Sega Graphic Board
From Sega Retro
The Sega Graphic Board is a peripheral for the SG-1000, acting as a basic tablet. It was released in 1985 for a Japanese audience.
The Sega Graphic Board's only real function is to allow Terebi Oekaki to work properly. Unlike other controllers, it is permanently attached to the Terebi Oekaki cartridge. The peripheral is limited for a number of reasons - the drawing area is small (10.8cm x 8cm) and the short lead means it can only be used if the player is very close to the console. As the SG-1000 can only output 16 colours on screen, the Terebi Oekaki software is also quite limited.

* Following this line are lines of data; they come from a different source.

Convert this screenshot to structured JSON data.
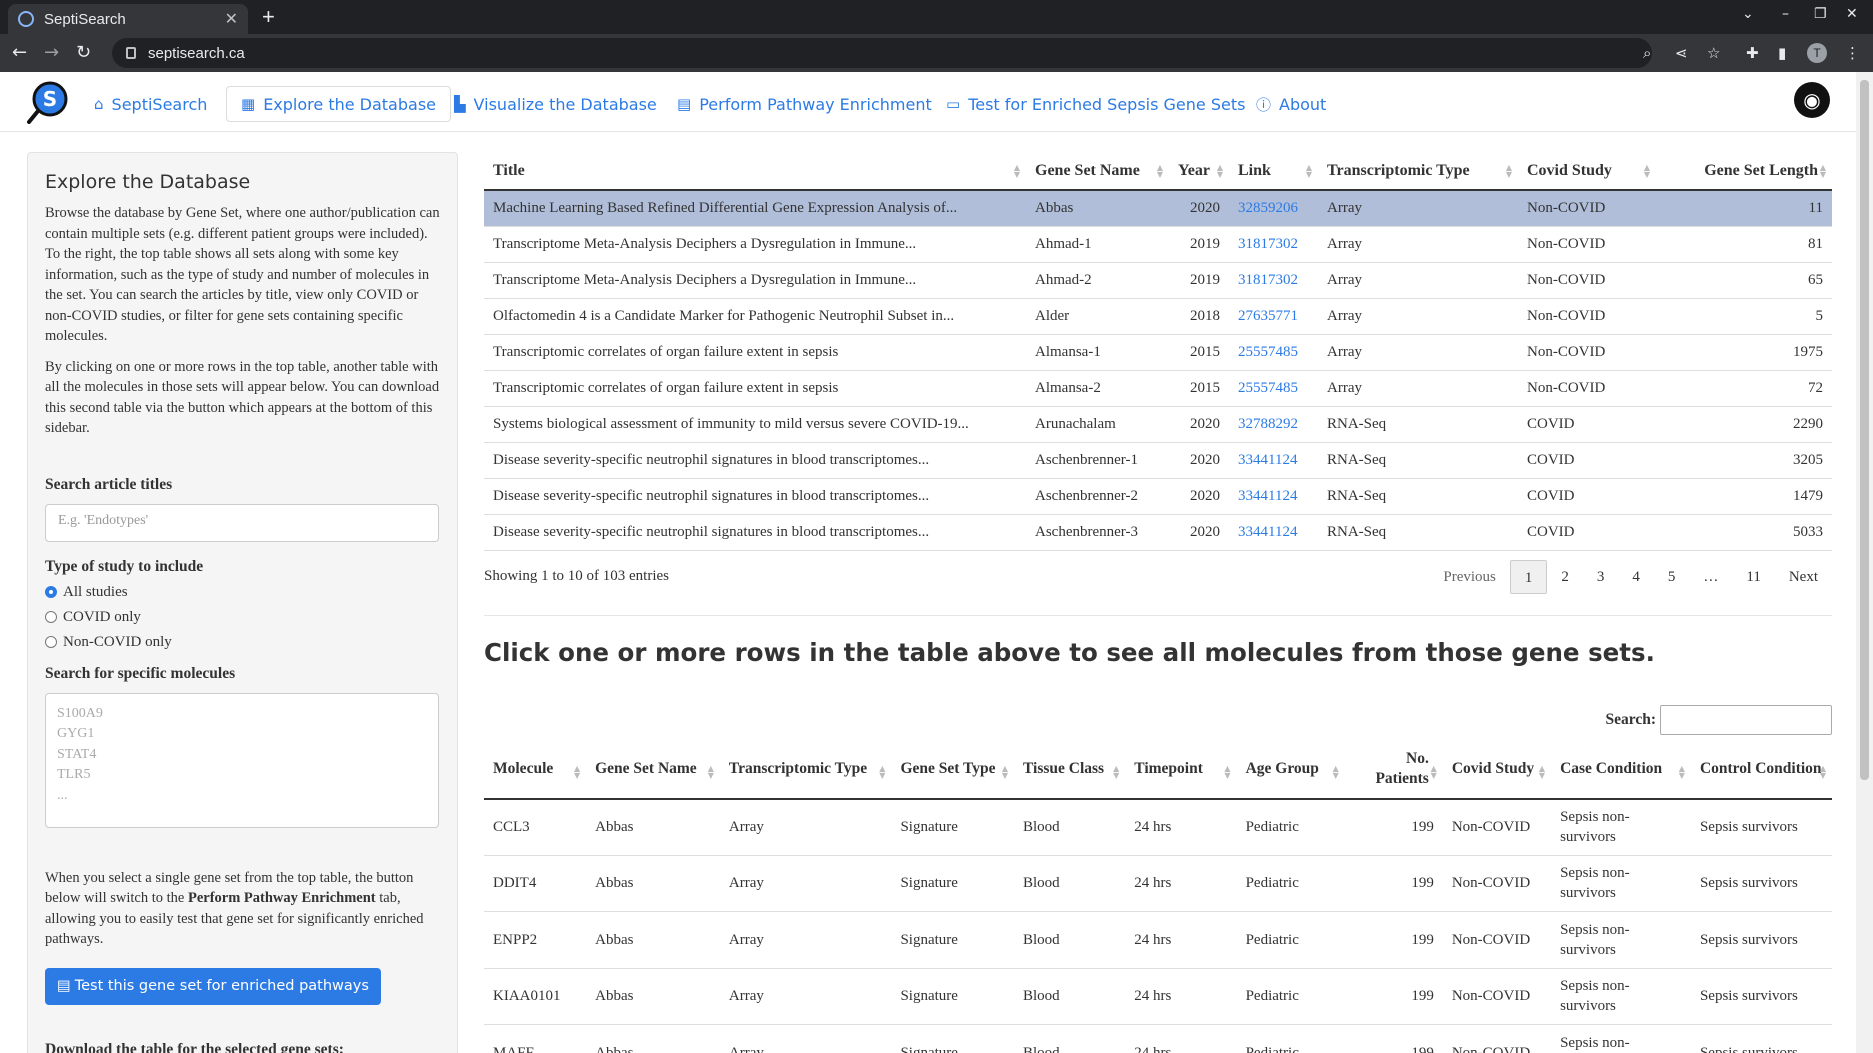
{
  "browser": {
    "tab_title": "SeptiSearch",
    "url": "septisearch.ca",
    "profile_initial": "T"
  },
  "nav": {
    "logo_letter": "S",
    "items": [
      {
        "label": "SeptiSearch",
        "icon": "home-icon"
      },
      {
        "label": "Explore the Database",
        "icon": "table-icon"
      },
      {
        "label": "Visualize the Database",
        "icon": "chart-icon"
      },
      {
        "label": "Perform Pathway Enrichment",
        "icon": "calculator-icon"
      },
      {
        "label": "Test for Enriched Sepsis Gene Sets",
        "icon": "monitor-icon"
      },
      {
        "label": "About",
        "icon": "info-icon"
      }
    ]
  },
  "sidebar": {
    "title": "Explore the Database",
    "para1": "Browse the database by Gene Set, where one author/publication can contain multiple sets (e.g. different patient groups were included). To the right, the top table shows all sets along with some key information, such as the type of study and number of molecules in the set. You can search the articles by title, view only COVID or non-COVID studies, or filter for gene sets containing specific molecules.",
    "para2": "By clicking on one or more rows in the top table, another table with all the molecules in those sets will appear below. You can download this second table via the button which appears at the bottom of this sidebar.",
    "search_label": "Search article titles",
    "search_placeholder": "E.g. 'Endotypes'",
    "study_type_label": "Type of study to include",
    "study_options": [
      "All studies",
      "COVID only",
      "Non-COVID only"
    ],
    "molecules_label": "Search for specific molecules",
    "molecules_placeholder": "S100A9\nGYG1\nSTAT4\nTLR5\n...",
    "para3_a": "When you select a single gene set from the top table, the button below will switch to the ",
    "para3_b": "Perform Pathway Enrichment",
    "para3_c": " tab, allowing you to easily test that gene set for significantly enriched pathways.",
    "test_button": "Test this gene set for enriched pathways",
    "download_label": "Download the table for the selected gene sets:"
  },
  "table1": {
    "headers": [
      "Title",
      "Gene Set Name",
      "Year",
      "Link",
      "Transcriptomic Type",
      "Covid Study",
      "Gene Set Length"
    ],
    "rows": [
      [
        "Machine Learning Based Refined Differential Gene Expression Analysis of...",
        "Abbas",
        "2020",
        "32859206",
        "Array",
        "Non-COVID",
        "11"
      ],
      [
        "Transcriptome Meta-Analysis Deciphers a Dysregulation in Immune...",
        "Ahmad-1",
        "2019",
        "31817302",
        "Array",
        "Non-COVID",
        "81"
      ],
      [
        "Transcriptome Meta-Analysis Deciphers a Dysregulation in Immune...",
        "Ahmad-2",
        "2019",
        "31817302",
        "Array",
        "Non-COVID",
        "65"
      ],
      [
        "Olfactomedin 4 is a Candidate Marker for Pathogenic Neutrophil Subset in...",
        "Alder",
        "2018",
        "27635771",
        "Array",
        "Non-COVID",
        "5"
      ],
      [
        "Transcriptomic correlates of organ failure extent in sepsis",
        "Almansa-1",
        "2015",
        "25557485",
        "Array",
        "Non-COVID",
        "1975"
      ],
      [
        "Transcriptomic correlates of organ failure extent in sepsis",
        "Almansa-2",
        "2015",
        "25557485",
        "Array",
        "Non-COVID",
        "72"
      ],
      [
        "Systems biological assessment of immunity to mild versus severe COVID-19...",
        "Arunachalam",
        "2020",
        "32788292",
        "RNA-Seq",
        "COVID",
        "2290"
      ],
      [
        "Disease severity-specific neutrophil signatures in blood transcriptomes...",
        "Aschenbrenner-1",
        "2020",
        "33441124",
        "RNA-Seq",
        "COVID",
        "3205"
      ],
      [
        "Disease severity-specific neutrophil signatures in blood transcriptomes...",
        "Aschenbrenner-2",
        "2020",
        "33441124",
        "RNA-Seq",
        "COVID",
        "1479"
      ],
      [
        "Disease severity-specific neutrophil signatures in blood transcriptomes...",
        "Aschenbrenner-3",
        "2020",
        "33441124",
        "RNA-Seq",
        "COVID",
        "5033"
      ]
    ],
    "info": "Showing 1 to 10 of 103 entries",
    "pager": [
      "Previous",
      "1",
      "2",
      "3",
      "4",
      "5",
      "…",
      "11",
      "Next"
    ]
  },
  "prompt_heading": "Click one or more rows in the table above to see all molecules from those gene sets.",
  "table2": {
    "search_label": "Search:",
    "headers": [
      "Molecule",
      "Gene Set Name",
      "Transcriptomic Type",
      "Gene Set Type",
      "Tissue Class",
      "Timepoint",
      "Age Group",
      "No. Patients",
      "Covid Study",
      "Case Condition",
      "Control Condition"
    ],
    "rows": [
      [
        "CCL3",
        "Abbas",
        "Array",
        "Signature",
        "Blood",
        "24 hrs",
        "Pediatric",
        "199",
        "Non-COVID",
        "Sepsis non-survivors",
        "Sepsis survivors"
      ],
      [
        "DDIT4",
        "Abbas",
        "Array",
        "Signature",
        "Blood",
        "24 hrs",
        "Pediatric",
        "199",
        "Non-COVID",
        "Sepsis non-survivors",
        "Sepsis survivors"
      ],
      [
        "ENPP2",
        "Abbas",
        "Array",
        "Signature",
        "Blood",
        "24 hrs",
        "Pediatric",
        "199",
        "Non-COVID",
        "Sepsis non-survivors",
        "Sepsis survivors"
      ],
      [
        "KIAA0101",
        "Abbas",
        "Array",
        "Signature",
        "Blood",
        "24 hrs",
        "Pediatric",
        "199",
        "Non-COVID",
        "Sepsis non-survivors",
        "Sepsis survivors"
      ],
      [
        "MAFF",
        "Abbas",
        "Array",
        "Signature",
        "Blood",
        "24 hrs",
        "Pediatric",
        "199",
        "Non-COVID",
        "Sepsis non-survivors",
        "Sepsis survivors"
      ]
    ]
  }
}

In order to use the Sega Graphic Board, the player requires a stylus (a black Sega-branded one was bundled with the unit). It requires more pressure than normal tablets in order for the console to receive a signal, however offers a thin and transparent drawing area to allow users to trace images.
Though it was never released in the west, the Sega Graphic Board made several appearances in western media and plans were made to bring improved versions to newer Sega consoles.
A slightly redesigned Graphic Board was set to be released in Europe as an accessory for the Sega Master System early in the console's lifespan. The original design was axed and replaced with a more appropriate black version, sporting an extra two buttons and most importantly, a DE-9 connector meaning it was not tied directly to a cartridge. Again, this black version was never released, however prototype versions have been spotted and seem to work.
Towards the end of the 1980s, a version of the Graphic Board for the Sega Mega Drive was planned. It is seen in photographs of early pre-production Mega Drive consoles, along with a Mega Drive Floppy Disk Drive and Mega Drive Keyboard.